Market Mad House

In individuals, insanity is rare; but in groups, parties, nations and epochs, it is the rule. Friedrich Nietzsche

Grocery Wars

Walmart wants to bring Grocery Delivery to 40% of Americans

Walmart (NYSE: WMT) just upped the ante in the grocery wars tremendously. The world’s largest retailer plans to offer grocery delivery to 40% of America’s population by the end of 2018.

The discounter will expand its grocery-delivery service to more than 100 metro areas from the current six, Tech Crunch reported. Details of the service are limited but it will apparently involve third-party delivery services like Uber, Lyft, and Deliv, and some in-house solutions.

To lure customers Walmart is offering delivery for just $30, and no subscription fee. Amazon requires a subscription and Kroger’s ClickList requires a $9.99 minimum for grocery pickup.

Walmart bought the last-mile delivery service Parcel that operates in New York City last year. It also owns the online discounter Jet which is experimenting with same-day delivery in New York City. Walmart joined Alphabet’s (NASDAQ: GOOG) Google Shopping Express Same-day delivery service last year.

Beyond that Walmart has been operating branded delivery vehicles in some markets; such as Denver, for years. Marc Lore, the president and CEO of Walmart eCommerce has talked about paying Walmart employees to deliver items on their home from work.

A press release said Uber will rely on crowdsourced delivery options such as Uber, Lyft, and Deliv. Other services such as Roadie and CarSmartt might be added to the program as it expands. Another option that Walmart might tab is GrubHub (NYSE: GRUB) which has had extensive experience with online delivery and a huge network of contractors around the country.

Walmart Wants to Bring Personal Shoppers to the Masses

Walmart’s plans will be based on personal shoppers who will fill orders people place online or through an app then relay it to employees in stores or fulfillment centers. Those employees will pull the order and ready them for shipping.

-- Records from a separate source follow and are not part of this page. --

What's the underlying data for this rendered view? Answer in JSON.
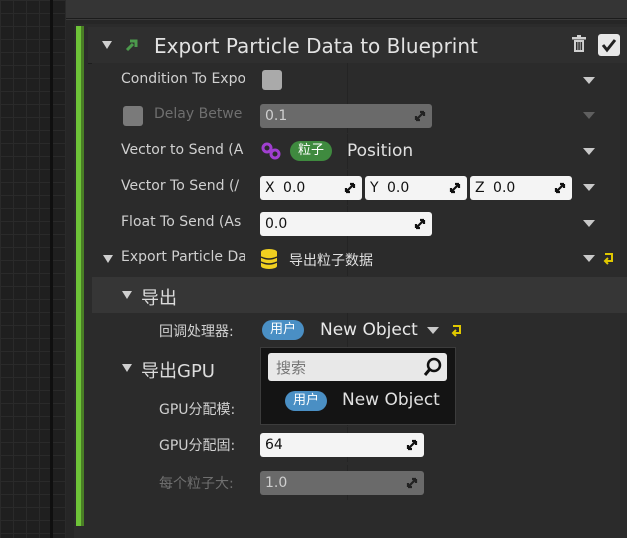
{
  "node": {
    "title": "Export Particle Data to Blueprint"
  },
  "rows": {
    "condition": {
      "label": "Condition To Expo"
    },
    "delay": {
      "label": "Delay Betwe",
      "value": "0.1"
    },
    "vector": {
      "label": "Vector to Send (A",
      "tag": "粒子",
      "value": "Position"
    },
    "vector_to": {
      "label": "Vector To Send (/",
      "x_label": "X",
      "x_value": "0.0",
      "y_label": "Y",
      "y_value": "0.0",
      "z_label": "Z",
      "z_value": "0.0"
    },
    "float": {
      "label": "Float To Send (As",
      "value": "0.0"
    },
    "export": {
      "label": "Export Particle Da",
      "value": "导出粒子数据"
    }
  },
  "sections": {
    "export": {
      "title": "导出",
      "callback": {
        "label": "回调处理器:",
        "tag": "用户",
        "value": "New Object"
      }
    },
    "gpu": {
      "title": "导出GPU",
      "alloc_mode": {
        "label": "GPU分配模:"
      },
      "alloc_fixed": {
        "label": "GPU分配固:",
        "value": "64"
      },
      "per_particle": {
        "label": "每个粒子大:",
        "value": "1.0"
      }
    }
  },
  "popup": {
    "search_placeholder": "搜索",
    "option_tag": "用户",
    "option_value": "New Object"
  },
  "colors": {
    "accent_green": "#6ec338",
    "tag_blue": "#4a8fc4",
    "tag_green": "#3f8a3f",
    "vector_purple": "#a03fd0",
    "data_yellow": "#f0d020"
  }
}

The company has established a three-week training program for personal shoppers and now employs 18,000 people in that capacity, Tech Crunch reported. Walmart is also developing an artificial-intelligence (AI) based personal shopping assistant for rich moms called Code Eight through its incubator Store No. 8. It goes without saying that once it is perfected Code Eight can simply be expanded to serve all income levels.

An advantage Walmart has is it that can leverage existing resources including local stores and employees to prepare the orders. Another is to simply add the service to the 1,200 stores that offer grocery pickup. Walmart offer same-day delivery by simply having Uber, Google Shopping Express, or Deliv drivers can pick up orders from such stores and take them to customers.

The company can up the game by having the same drivers drop off prescriptions, meal kits, precooked meals, and general merchandise in addition to groceries. A smart move for Walmart would be to offer its deli foods, meal kits, and groceries through GrubHub.

All-Out Grocery Delivery War Breaking Out

Walmart has definitely turned up the heat in the grocery wars. Amazon (NASDAQ: AMZN), Kroger (NYSE: KR), Target (NYSE: TGT), and the privately held Safeway-Albertsons will have to respond. Kroger recently sold its convenience store operations possibly to get cash to expand its delivery services nationwide. Target bought the delivery service Shipt for $550 million and Amazon has launched delivery of groceries from Whole Foods.

Likely responses to Walmart’s offensive might be Amazon’s acquisition of a traditional grocer like Safeway or Winn-Dixie, or Amazon or Target partnering with traditional grocers such as Publix. Kroger might respond by buying InstaCart and joining Google Shopping Express.

Amazon, Safeway, or Target might respond by offering Uber grocery delivery. Kroger is already experimenting with Uber grocery delivery and is offering InstatCart Delivery throughout the nation. That service is likely to be expanded nationwide, and opened up to include more crowdsourced solutions.

It looks like a brutal new chapter in the grocery deliver wars is about to erupt. The only winner apparent at this stage is likely to be the customer who will have many new grocery delivery options at a low price.